Connect with us

Content Marketing

What To Tell Your Daughter After A Heartbreak

Published

What To Tell Your Daughter After A Heartbreak

It’s a moment every mother dreads. Your daughter goes through one of her first relationships, before she’s had time to develop a thick skin, and the inevitable happens that you were waiting for.

THE END. You saw it coming from a mile away. But there is only one problem.

She didn’t.

Related: Model Like You Mean It

As a mother who thinks any guy would be lucky to date her kid, there is a laundry list of things you’d like to tell her:
 

  • He wasn’t good enough for you anyway.
  • You’re better off without him.
  • You’re too young for a relationship.
  • Just go out and have fun!
  • And my personal favorite…Tell him to go to HELL!!;)
     

The only problem with imparting your wisdom is that even though you KNOW all of the above is true, her feelings are still hurt. But what is the alternative? Do you let her wallow in bed for the next week and lose a whole 7 days of her precious life?

No way.

My mother is one of the wisest people I know when it comes to relationships. She helped me navigate those years with grace and minimal casualties. I only wish I had listened to her more often.

Anytime one of my relationships went south, we went through the same routine and it was BRILLIANT. It wasn’t always easy, but it allowed me to feel what I needed to, and with just enough time to not WASTE any of mine. And when it got difficult, she drummed the same mantra into my head; which I will absolutely impart on my daughter one day.

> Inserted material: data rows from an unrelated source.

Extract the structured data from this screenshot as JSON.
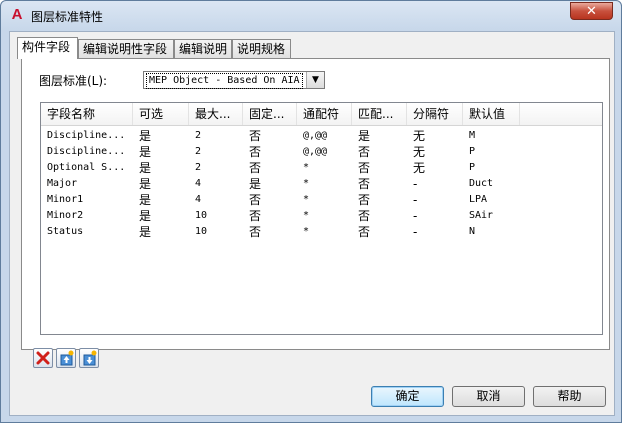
{
  "window": {
    "title": "图层标准特性",
    "close_glyph": "✕",
    "app_glyph": "A"
  },
  "tabs": [
    {
      "label": "构件字段",
      "active": true
    },
    {
      "label": "编辑说明性字段",
      "active": false
    },
    {
      "label": "编辑说明",
      "active": false
    },
    {
      "label": "说明规格",
      "active": false
    }
  ],
  "standard": {
    "label": "图层标准(L):",
    "value": "MEP Object - Based On AIA",
    "arrow": "▼"
  },
  "table": {
    "columns": [
      "字段名称",
      "可选",
      "最大...",
      "固定...",
      "通配符",
      "匹配...",
      "分隔符",
      "默认值"
    ],
    "rows": [
      [
        "Discipline...",
        "是",
        "2",
        "否",
        "@,@@",
        "是",
        "无",
        "M"
      ],
      [
        "Discipline...",
        "是",
        "2",
        "否",
        "@,@@",
        "否",
        "无",
        "P"
      ],
      [
        "Optional S...",
        "是",
        "2",
        "否",
        "*",
        "否",
        "无",
        "P"
      ],
      [
        "Major",
        "是",
        "4",
        "是",
        "*",
        "否",
        "-",
        "Duct"
      ],
      [
        "Minor1",
        "是",
        "4",
        "否",
        "*",
        "否",
        "-",
        "LPA"
      ],
      [
        "Minor2",
        "是",
        "10",
        "否",
        "*",
        "否",
        "-",
        "SAir"
      ],
      [
        "Status",
        "是",
        "10",
        "否",
        "*",
        "否",
        "-",
        "N"
      ]
    ]
  },
  "tools": {
    "delete_icon": "delete-icon",
    "move_up_icon": "move-up-icon",
    "move_down_icon": "move-down-icon"
  },
  "buttons": {
    "ok": "确定",
    "cancel": "取消",
    "help": "帮助"
  }
}
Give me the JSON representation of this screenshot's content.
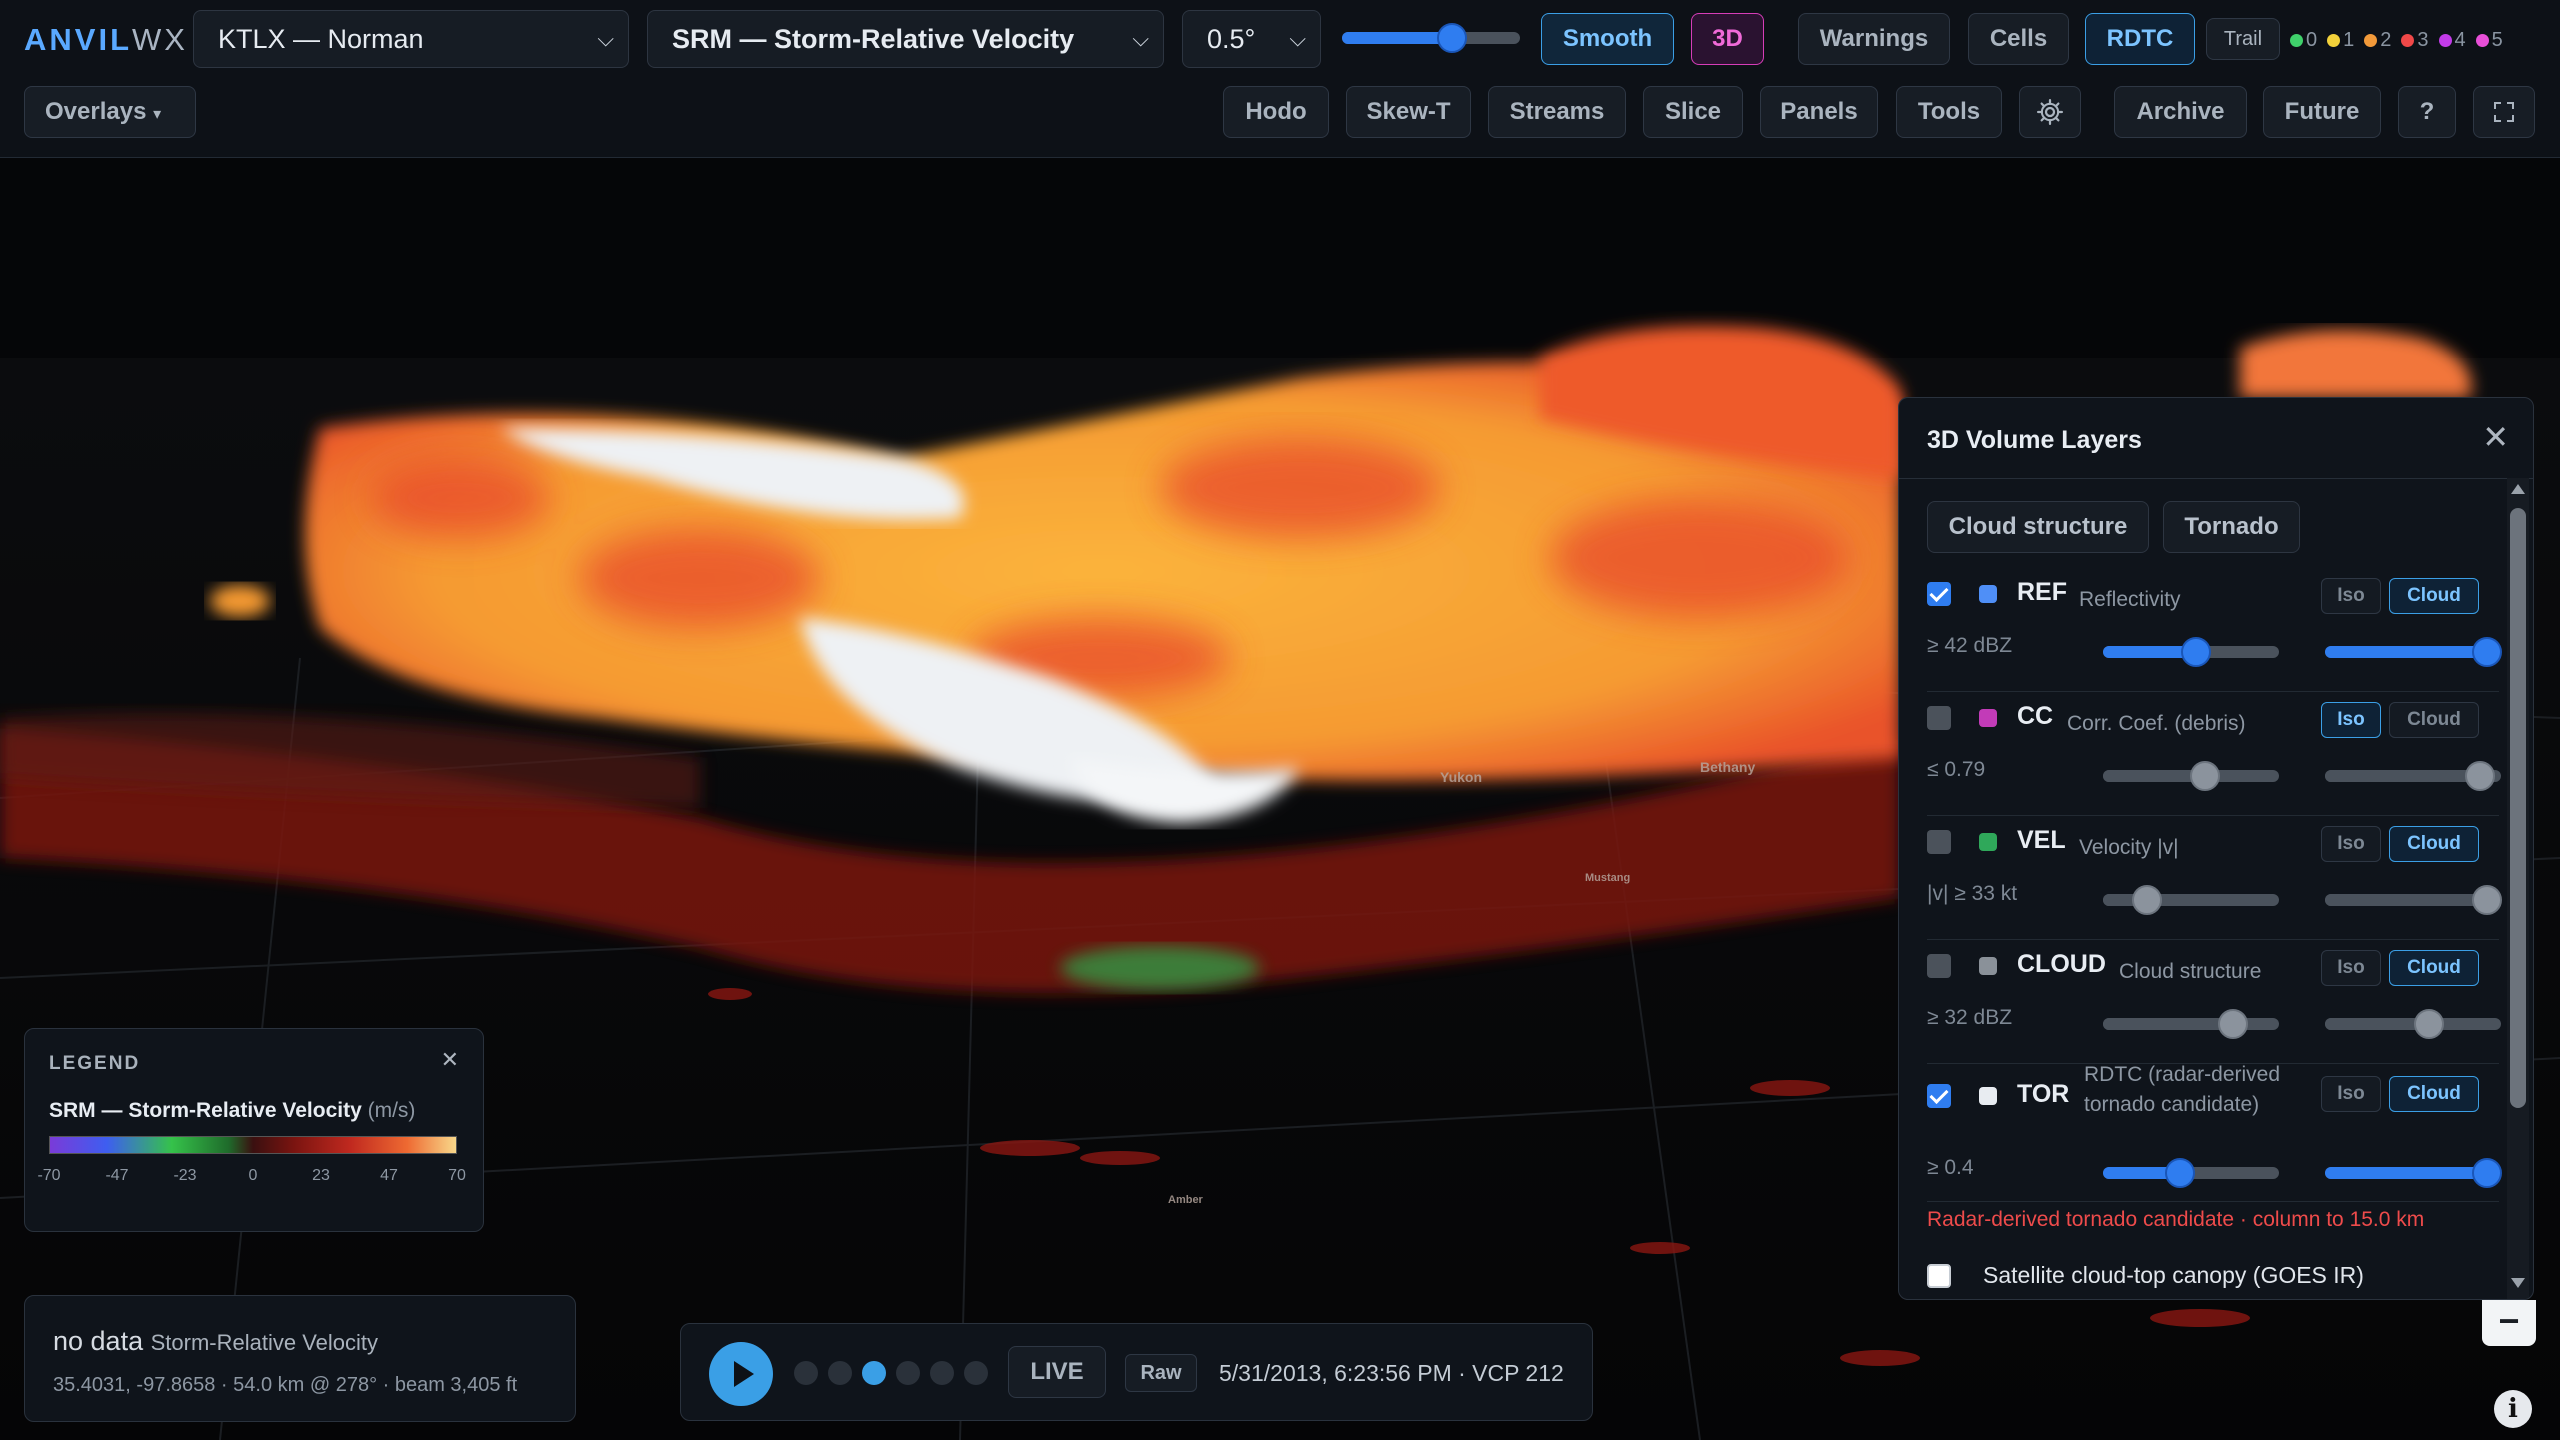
{
  "app": {
    "brand_a": "ANVIL",
    "brand_b": "WX"
  },
  "toolbar": {
    "station": "KTLX — Norman",
    "product": "SRM — Storm-Relative Velocity",
    "tilt": "0.5°",
    "opacity_level": 0.62,
    "smooth": "Smooth",
    "three_d": "3D",
    "warnings": "Warnings",
    "cells": "Cells",
    "rdtc": "RDTC",
    "trail": "Trail",
    "hail_levels": [
      {
        "label": "0",
        "color": "#3fd16b"
      },
      {
        "label": "1",
        "color": "#f2d13a"
      },
      {
        "label": "2",
        "color": "#f29a3a"
      },
      {
        "label": "3",
        "color": "#f04848"
      },
      {
        "label": "4",
        "color": "#c23be8"
      },
      {
        "label": "5",
        "color": "#e84fd8"
      }
    ],
    "overlays": "Overlays",
    "overlays_caret": "▾",
    "hodo": "Hodo",
    "skewt": "Skew-T",
    "streams": "Streams",
    "slice": "Slice",
    "panels": "Panels",
    "tools": "Tools",
    "archive": "Archive",
    "future": "Future",
    "help": "?"
  },
  "map_labels": {
    "yukon": "Yukon",
    "bethany": "Bethany",
    "mustang": "Mustang",
    "amber": "Amber"
  },
  "volume_panel": {
    "title": "3D Volume Layers",
    "close": "✕",
    "presets": [
      "Cloud structure",
      "Tornado"
    ],
    "layers": [
      {
        "code": "REF",
        "desc": "Reflectivity",
        "threshold": "≥ 42 dBZ",
        "checked": true,
        "swatch": "#4f8ff7",
        "mode": "Cloud",
        "thr_level": 0.53,
        "op_level": 0.92
      },
      {
        "code": "CC",
        "desc": "Corr. Coef. (debris)",
        "threshold": "≤ 0.79",
        "checked": false,
        "swatch": "#c23bb8",
        "mode": "Iso",
        "thr_level": 0.58,
        "op_level": 0.88
      },
      {
        "code": "VEL",
        "desc": "Velocity |v|",
        "threshold": "|v| ≥ 33 kt",
        "checked": false,
        "swatch": "#2fa85a",
        "mode": "Cloud",
        "thr_level": 0.25,
        "op_level": 0.92
      },
      {
        "code": "CLOUD",
        "desc": "Cloud structure",
        "threshold": "≥ 32 dBZ",
        "checked": false,
        "swatch": "#8a9199",
        "mode": "Cloud",
        "thr_level": 0.74,
        "op_level": 0.59
      },
      {
        "code": "TOR",
        "desc": "RDTC (radar-derived\ntornado candidate)",
        "threshold": "≥ 0.4",
        "checked": true,
        "swatch": "#e8ecf1",
        "mode": "Cloud",
        "thr_level": 0.44,
        "op_level": 0.92
      }
    ],
    "iso": "Iso",
    "cloud": "Cloud",
    "tor_note": "Radar-derived tornado candidate · column to 15.0 km",
    "satellite": "Satellite cloud-top canopy (GOES IR)"
  },
  "legend": {
    "heading": "LEGEND",
    "close": "✕",
    "product": "SRM — Storm-Relative Velocity",
    "unit": "(m/s)",
    "ticks": [
      "-70",
      "-47",
      "-23",
      "0",
      "23",
      "47",
      "70"
    ]
  },
  "readout": {
    "value": "no data",
    "product": "Storm-Relative Velocity",
    "detail": "35.4031, -97.8658 · 54.0 km @ 278° · beam 3,405 ft"
  },
  "player": {
    "live": "LIVE",
    "raw": "Raw",
    "timestamp": "5/31/2013, 6:23:56 PM · VCP 212",
    "frames": 6,
    "active_frame": 2
  },
  "zoom_out": "−",
  "info": "i"
}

I remember one breakup in particular when I was in my early twenties. We didn’t date for that long, but at the time, I really liked him. Early on, he told me that he had a job opportunity out of state, but he liked me a lot too, so we’d try and make it work. I guess he had a change of heart, because 3 days before Christmas he called me to break it off. I was completely taken off guard, and I was hurt. So I did what I always do. I called my mother.

Through my tears I rehashed the breakup to her, awaited my instruction, and she never disappointed. She said what she always did:

“Ok, you have one hour to be upset. Cry, be depressed, tear up pictures, whatever you want. I’ll time you. When one hour is up, I’ll call you back and it’s done. You’re over it.”

And here comes the mantra:
 

“Because he’s not sitting home crying over you.”

BOOM. If anything will snap you out of your funk, that’ll do it.

I did exactly what she said. I sat on my bed and cried. I felt sorry for myself and wondered when I’d be done meeting jerks that didn’t give me the consideration I wanted. But it was that mantra that always rang louder in my ears than anything else, so typically I didn’t even need the full hour. Nothing makes you feel more pathetic than knowing you’re sitting home crying over someone who doesn’t care.

On the other hand, it’s pretty empowering to dust yourself off and move on in the blink of an eye. It was some of the best advice my mother ever gave me and saved me hours of wasted sadness.

Often times it’s hard to know what to say to our children when they go through hurtful situations. We, as parents, see the bigger picture and just want to take the hurt away. Giving them some clear navigation and allowance to feel, but at the same time not let the negativity take over, can teach them to reassemble their self-esteem all on their own.

There’s nothing more empowering than that.

Continue Reading

Trending